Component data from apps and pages

******

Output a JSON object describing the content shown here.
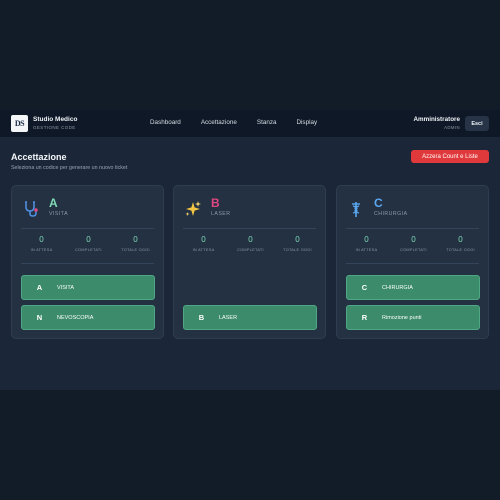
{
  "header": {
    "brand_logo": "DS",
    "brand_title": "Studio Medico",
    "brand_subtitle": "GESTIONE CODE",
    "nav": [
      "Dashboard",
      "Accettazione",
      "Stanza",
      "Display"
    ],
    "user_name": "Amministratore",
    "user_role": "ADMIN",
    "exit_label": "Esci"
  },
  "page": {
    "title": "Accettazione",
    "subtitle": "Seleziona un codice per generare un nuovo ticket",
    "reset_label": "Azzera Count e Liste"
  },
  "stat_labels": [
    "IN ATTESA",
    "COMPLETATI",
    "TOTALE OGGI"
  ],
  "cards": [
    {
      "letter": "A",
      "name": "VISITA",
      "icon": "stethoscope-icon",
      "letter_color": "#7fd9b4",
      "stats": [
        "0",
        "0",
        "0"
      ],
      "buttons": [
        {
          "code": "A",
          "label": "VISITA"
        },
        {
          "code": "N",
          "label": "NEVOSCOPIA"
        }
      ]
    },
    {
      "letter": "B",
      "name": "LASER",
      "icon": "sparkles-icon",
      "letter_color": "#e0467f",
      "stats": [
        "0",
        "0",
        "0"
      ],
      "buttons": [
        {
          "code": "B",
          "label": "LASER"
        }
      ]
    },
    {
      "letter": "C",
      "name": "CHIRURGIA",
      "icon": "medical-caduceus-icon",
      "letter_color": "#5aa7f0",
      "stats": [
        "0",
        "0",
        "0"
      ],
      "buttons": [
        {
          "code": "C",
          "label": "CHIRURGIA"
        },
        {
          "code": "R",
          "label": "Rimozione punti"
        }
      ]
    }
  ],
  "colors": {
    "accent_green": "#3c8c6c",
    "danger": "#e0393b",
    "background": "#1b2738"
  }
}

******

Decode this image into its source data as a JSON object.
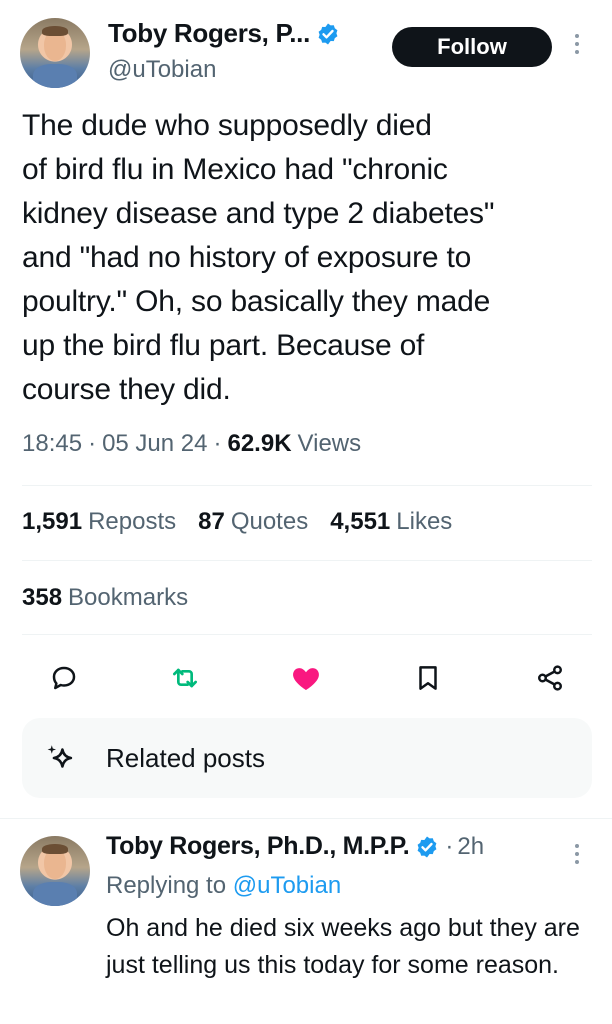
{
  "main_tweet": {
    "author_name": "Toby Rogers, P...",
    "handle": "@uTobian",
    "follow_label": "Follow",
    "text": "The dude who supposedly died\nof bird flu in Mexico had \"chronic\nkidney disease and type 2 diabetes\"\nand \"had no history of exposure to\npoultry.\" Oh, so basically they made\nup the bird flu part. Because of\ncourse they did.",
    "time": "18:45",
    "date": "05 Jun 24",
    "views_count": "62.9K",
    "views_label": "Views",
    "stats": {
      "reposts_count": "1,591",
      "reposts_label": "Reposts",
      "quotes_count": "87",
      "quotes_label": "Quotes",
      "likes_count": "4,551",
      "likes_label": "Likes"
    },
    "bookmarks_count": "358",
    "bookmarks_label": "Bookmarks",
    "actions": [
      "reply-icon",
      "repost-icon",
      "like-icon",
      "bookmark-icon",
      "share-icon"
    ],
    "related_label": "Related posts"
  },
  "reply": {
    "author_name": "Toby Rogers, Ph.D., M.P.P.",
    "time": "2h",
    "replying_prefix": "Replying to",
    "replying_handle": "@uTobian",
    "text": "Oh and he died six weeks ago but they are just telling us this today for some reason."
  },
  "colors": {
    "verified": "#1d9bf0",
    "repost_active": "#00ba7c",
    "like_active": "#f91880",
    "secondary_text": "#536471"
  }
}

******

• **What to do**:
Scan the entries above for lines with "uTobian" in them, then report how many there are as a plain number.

• **Result**:
2